India has been associated with Basel Committee on Banking Supervision. With implementation of Basel II norms, commercial banks in  our country have adopted globally accepted standardized approach for credit risk and basic indicator approach for operational risk. Now Reserve Bank of India wants Indian Banks to ensure implementation of Basel III norms by March 2020.

The above reforms have wide positive impact on the Indian banking sector. The present capital adequacy of Indian banks is comparable to  those at international level. Profitability of banks and return of assets improved. By optimising manpower costs banks could achieve per employee higher productivity.

Technology in banks: The biggest transition Indian banking sector has been is the advent of technology. Moving from Advanced Electronic Ledger posting machines, banks could successfully adopt Core banking Solution which made anytime, anywhere banking possible. Most of the banking operations are now computerised with real time output generation. The first  automated teller machine (ATMs) in the country was installed in the country in 1987. Now ATMs can be found all across the country and people have got so used to it. Passbook printing machines, cash deposit machines, note sorting machines are being widely used. National Payments Corporation of India (NPCI) has made significant contribution in establishing robust payment and settlement system in the country. National Electronic Funds Transfer (NEFT) and Real Time Gross Settlement (RTGS) have simplified money transfer with reduction in paperwork.

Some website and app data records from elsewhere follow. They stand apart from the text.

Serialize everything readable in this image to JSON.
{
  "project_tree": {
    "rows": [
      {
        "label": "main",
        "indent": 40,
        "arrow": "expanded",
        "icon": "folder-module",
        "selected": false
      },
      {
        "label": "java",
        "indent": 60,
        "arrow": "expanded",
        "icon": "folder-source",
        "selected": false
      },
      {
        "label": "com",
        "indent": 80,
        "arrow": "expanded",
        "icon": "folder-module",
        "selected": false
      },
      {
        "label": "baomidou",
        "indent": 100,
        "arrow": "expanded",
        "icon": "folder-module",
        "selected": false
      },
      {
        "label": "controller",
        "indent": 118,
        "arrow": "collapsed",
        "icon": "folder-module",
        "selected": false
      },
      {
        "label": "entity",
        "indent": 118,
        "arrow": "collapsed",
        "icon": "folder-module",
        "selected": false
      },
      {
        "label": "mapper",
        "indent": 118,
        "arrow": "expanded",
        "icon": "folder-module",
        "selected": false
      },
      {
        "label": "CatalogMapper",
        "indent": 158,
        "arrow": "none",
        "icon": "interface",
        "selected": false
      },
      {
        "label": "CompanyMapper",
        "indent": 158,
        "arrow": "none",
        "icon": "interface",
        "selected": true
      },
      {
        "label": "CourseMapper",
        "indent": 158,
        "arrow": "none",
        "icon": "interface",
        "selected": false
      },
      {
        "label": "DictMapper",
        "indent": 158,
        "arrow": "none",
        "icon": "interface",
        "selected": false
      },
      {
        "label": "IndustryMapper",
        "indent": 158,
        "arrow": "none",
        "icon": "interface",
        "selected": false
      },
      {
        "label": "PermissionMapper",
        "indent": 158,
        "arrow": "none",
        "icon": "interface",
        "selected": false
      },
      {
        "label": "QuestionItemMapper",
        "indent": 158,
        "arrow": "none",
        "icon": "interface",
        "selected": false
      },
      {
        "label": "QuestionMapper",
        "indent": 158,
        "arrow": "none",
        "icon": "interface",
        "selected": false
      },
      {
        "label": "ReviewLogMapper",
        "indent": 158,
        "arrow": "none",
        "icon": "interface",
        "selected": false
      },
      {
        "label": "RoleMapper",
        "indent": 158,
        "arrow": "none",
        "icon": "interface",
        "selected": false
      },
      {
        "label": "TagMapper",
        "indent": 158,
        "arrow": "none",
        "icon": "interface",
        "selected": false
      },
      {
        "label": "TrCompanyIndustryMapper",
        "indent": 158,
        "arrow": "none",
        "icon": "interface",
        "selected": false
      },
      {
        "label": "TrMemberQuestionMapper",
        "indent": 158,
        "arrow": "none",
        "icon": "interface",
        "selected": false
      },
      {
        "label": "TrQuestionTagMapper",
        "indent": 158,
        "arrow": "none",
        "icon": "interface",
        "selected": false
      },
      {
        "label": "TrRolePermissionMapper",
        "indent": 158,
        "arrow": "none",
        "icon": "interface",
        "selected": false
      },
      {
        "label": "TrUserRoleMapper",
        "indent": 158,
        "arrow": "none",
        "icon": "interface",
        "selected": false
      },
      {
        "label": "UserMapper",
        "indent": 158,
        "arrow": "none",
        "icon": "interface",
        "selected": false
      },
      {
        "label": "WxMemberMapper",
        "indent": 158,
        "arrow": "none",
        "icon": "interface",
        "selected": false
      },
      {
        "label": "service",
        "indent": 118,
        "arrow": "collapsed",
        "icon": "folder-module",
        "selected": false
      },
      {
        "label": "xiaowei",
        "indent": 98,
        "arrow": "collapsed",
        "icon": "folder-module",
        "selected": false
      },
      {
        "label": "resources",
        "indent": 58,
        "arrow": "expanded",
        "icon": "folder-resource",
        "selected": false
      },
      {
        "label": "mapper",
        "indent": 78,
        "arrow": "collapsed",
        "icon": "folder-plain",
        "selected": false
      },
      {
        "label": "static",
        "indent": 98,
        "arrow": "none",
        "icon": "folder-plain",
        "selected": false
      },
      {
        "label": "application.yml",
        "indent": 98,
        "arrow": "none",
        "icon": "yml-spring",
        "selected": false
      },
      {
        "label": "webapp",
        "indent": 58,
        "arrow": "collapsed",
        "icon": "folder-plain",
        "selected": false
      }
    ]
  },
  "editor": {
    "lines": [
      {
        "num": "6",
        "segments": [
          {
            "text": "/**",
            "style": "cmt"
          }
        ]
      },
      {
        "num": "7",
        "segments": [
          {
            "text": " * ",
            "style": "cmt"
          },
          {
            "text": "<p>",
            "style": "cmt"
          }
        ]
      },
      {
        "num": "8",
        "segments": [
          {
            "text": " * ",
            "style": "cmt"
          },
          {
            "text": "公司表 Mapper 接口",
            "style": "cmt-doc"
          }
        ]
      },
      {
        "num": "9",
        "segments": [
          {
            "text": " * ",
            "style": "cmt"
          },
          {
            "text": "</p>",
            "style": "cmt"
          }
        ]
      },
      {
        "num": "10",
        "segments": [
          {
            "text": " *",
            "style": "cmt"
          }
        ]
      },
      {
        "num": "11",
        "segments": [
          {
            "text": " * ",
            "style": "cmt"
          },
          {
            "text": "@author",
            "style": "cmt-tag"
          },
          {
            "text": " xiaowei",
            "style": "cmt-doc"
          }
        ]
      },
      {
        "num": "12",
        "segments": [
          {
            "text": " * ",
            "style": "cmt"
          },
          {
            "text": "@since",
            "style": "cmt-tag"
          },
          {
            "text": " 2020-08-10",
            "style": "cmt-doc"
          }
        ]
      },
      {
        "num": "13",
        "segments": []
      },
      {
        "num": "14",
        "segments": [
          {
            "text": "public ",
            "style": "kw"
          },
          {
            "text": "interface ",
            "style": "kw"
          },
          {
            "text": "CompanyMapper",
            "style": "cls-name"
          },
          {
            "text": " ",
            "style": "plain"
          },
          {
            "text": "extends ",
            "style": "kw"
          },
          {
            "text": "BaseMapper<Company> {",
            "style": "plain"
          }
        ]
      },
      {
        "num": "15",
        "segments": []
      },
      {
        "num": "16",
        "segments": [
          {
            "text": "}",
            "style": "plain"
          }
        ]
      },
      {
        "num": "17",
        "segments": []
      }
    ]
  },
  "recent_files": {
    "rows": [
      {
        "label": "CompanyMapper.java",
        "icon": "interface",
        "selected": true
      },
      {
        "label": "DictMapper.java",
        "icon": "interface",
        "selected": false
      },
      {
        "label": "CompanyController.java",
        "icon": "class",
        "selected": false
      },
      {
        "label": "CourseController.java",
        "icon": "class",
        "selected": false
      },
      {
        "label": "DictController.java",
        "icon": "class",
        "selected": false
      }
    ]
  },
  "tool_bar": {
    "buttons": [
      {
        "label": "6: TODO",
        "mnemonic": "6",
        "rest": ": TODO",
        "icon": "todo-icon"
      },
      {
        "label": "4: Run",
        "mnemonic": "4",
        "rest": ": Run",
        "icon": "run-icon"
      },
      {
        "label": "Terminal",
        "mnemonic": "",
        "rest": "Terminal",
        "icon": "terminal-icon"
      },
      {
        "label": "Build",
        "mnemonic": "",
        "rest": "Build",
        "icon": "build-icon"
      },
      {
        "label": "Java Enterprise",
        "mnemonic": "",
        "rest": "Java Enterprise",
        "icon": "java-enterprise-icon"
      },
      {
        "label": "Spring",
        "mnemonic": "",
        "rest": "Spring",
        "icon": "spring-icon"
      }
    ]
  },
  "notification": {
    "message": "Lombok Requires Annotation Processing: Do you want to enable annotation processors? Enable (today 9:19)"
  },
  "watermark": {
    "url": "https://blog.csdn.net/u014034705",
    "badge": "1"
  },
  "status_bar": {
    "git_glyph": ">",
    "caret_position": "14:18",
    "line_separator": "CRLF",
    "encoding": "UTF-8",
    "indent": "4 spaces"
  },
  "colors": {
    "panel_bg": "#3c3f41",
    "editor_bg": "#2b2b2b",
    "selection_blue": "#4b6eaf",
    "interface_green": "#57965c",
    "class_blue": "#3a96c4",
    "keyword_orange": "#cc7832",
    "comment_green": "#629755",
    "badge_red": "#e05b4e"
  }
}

Card culture in the country has got a boost with more and more people making payment through debit and credit cards. Mobile wallets have come as a big revolution with most banks having come out with their own wallets. Mobile phones have transformed into banking devices on which fund transfer, balance enquiry and transaction alerts have been facilitated. Internet banking  has become equally popular. All these technological developments have reduced the need to personally visit bank branches. More and more people are performing their banking operations on move.

The present decade is going to prove more revolutionary as far adoption of new technology is concerned. Blockchain, artificial intelligence and chatbots have been making their way in banks and soon it will not be unusual to find a robot answering your banking queries.

Contribution of Banking Sector: Today Indian economy is among the fastest growing economies in the world. Infrastructure is in a much better shape and consumer spending is on rise. In all these banking sector has made a significant contribution. Financial inclusion was a big challenge for a country of India's size, we've done well in this. Banks' financing to agriculture, micro, small and medium enterprises (MSMEs), and students (loan for higher education) have improved the country's social and economic lot. Payment banks and Small Finance Banks have added reach of banking. India Post Payments Bank is an unique experiment of its kind.

Present state of banking: A massive clean- up exercise was launched to strengthen the balance sheets of banks. With intensive efforts banks have been able to recover a large proportion of their non-performing assets. Restrictive measures like prompt corrective action are now being eased and government has done its best in recapitalising the banks to keep them in healthy shape. Even in the latest budget presented on 5th July 2019, a provision of Rs. 70,000 crore has been made to improve capital flow in government banks.

Challenges before banks: Banks are yet to recover some of their bad loans and have to reorient their efforts in this direction and ensuring that they continue to finance viable and genuine proposals. Equipping their manpower to meet emerging challenges has to be another area of attention. They have to create a balance in social obligation and financial prudence and learn from their past experiences. Already a new wave of merger between Public Sector Banks have been started with merger of Dena Bank and Vijaya Bank in Bank of Baroda. Few more mergers may be in offing. How to emerge stronger after merger is another challenge affected banks have to face.

(The author is associated with the banking sector and is based in Mumbai Email: v2j25@yahoo.in)

Views expressed are personal.